[Element data from apps and pages]
○ ○ ○ ○ ○ ○ ○

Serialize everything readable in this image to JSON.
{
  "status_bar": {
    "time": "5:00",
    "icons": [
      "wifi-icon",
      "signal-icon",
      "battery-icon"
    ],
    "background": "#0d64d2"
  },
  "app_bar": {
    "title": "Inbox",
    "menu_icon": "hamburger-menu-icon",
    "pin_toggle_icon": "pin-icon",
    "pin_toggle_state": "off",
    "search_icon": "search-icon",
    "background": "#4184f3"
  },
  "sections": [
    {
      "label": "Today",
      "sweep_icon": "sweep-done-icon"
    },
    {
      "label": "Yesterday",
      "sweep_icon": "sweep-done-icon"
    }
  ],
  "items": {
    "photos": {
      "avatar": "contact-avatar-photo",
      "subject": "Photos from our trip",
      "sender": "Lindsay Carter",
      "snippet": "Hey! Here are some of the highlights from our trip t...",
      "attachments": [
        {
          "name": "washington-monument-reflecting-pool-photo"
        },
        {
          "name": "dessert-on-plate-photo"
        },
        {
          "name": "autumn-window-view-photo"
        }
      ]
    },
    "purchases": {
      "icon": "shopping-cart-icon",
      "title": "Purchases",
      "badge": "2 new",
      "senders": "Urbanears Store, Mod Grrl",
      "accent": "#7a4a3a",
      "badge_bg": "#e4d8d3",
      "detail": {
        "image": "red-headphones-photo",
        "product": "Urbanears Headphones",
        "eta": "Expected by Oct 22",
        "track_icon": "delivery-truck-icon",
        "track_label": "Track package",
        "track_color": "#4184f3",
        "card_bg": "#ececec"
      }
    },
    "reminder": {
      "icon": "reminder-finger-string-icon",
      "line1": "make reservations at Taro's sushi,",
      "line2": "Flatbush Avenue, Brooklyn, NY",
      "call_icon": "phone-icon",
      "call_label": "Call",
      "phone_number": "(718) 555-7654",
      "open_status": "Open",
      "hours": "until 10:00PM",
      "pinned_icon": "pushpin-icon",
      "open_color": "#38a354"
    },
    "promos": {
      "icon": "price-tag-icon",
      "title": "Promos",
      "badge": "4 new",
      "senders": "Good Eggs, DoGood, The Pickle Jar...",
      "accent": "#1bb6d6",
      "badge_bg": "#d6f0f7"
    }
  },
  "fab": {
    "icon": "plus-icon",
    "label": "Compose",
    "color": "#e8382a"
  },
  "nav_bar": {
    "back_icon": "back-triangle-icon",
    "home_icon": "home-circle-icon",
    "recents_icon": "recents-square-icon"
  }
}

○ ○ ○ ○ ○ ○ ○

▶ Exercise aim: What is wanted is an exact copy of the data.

▶ Answer space:
Serialize everything readable in this image to JSON.
{
  "status_bar": {
    "time": "5:00",
    "icons": [
      "wifi-icon",
      "signal-icon",
      "battery-icon"
    ],
    "background": "#0d64d2"
  },
  "app_bar": {
    "title": "Inbox",
    "menu_icon": "hamburger-menu-icon",
    "pin_toggle_icon": "pin-icon",
    "pin_toggle_state": "off",
    "search_icon": "search-icon",
    "background": "#4184f3"
  },
  "sections": [
    {
      "label": "Today",
      "sweep_icon": "sweep-done-icon"
    },
    {
      "label": "Yesterday",
      "sweep_icon": "sweep-done-icon"
    }
  ],
  "items": {
    "photos": {
      "avatar": "contact-avatar-photo",
      "subject": "Photos from our trip",
      "sender": "Lindsay Carter",
      "snippet": "Hey! Here are some of the highlights from our trip t...",
      "attachments": [
        {
          "name": "washington-monument-reflecting-pool-photo"
        },
        {
          "name": "dessert-on-plate-photo"
        },
        {
          "name": "autumn-window-view-photo"
        }
      ]
    },
    "purchases": {
      "icon": "shopping-cart-icon",
      "title": "Purchases",
      "badge": "2 new",
      "senders": "Urbanears Store, Mod Grrl",
      "accent": "#7a4a3a",
      "badge_bg": "#e4d8d3",
      "detail": {
        "image": "red-headphones-photo",
        "product": "Urbanears Headphones",
        "eta": "Expected by Oct 22",
        "track_icon": "delivery-truck-icon",
        "track_label": "Track package",
        "track_color": "#4184f3",
        "card_bg": "#ececec"
      }
    },
    "reminder": {
      "icon": "reminder-finger-string-icon",
      "line1": "make reservations at Taro's sushi,",
      "line2": "Flatbush Avenue, Brooklyn, NY",
      "call_icon": "phone-icon",
      "call_label": "Call",
      "phone_number": "(718) 555-7654",
      "open_status": "Open",
      "hours": "until 10:00PM",
      "pinned_icon": "pushpin-icon",
      "open_color": "#38a354"
    },
    "promos": {
      "icon": "price-tag-icon",
      "title": "Promos",
      "badge": "4 new",
      "senders": "Good Eggs, DoGood, The Pickle Jar...",
      "accent": "#1bb6d6",
      "badge_bg": "#d6f0f7"
    }
  },
  "fab": {
    "icon": "plus-icon",
    "label": "Compose",
    "color": "#e8382a"
  },
  "nav_bar": {
    "back_icon": "back-triangle-icon",
    "home_icon": "home-circle-icon",
    "recents_icon": "recents-square-icon"
  }
}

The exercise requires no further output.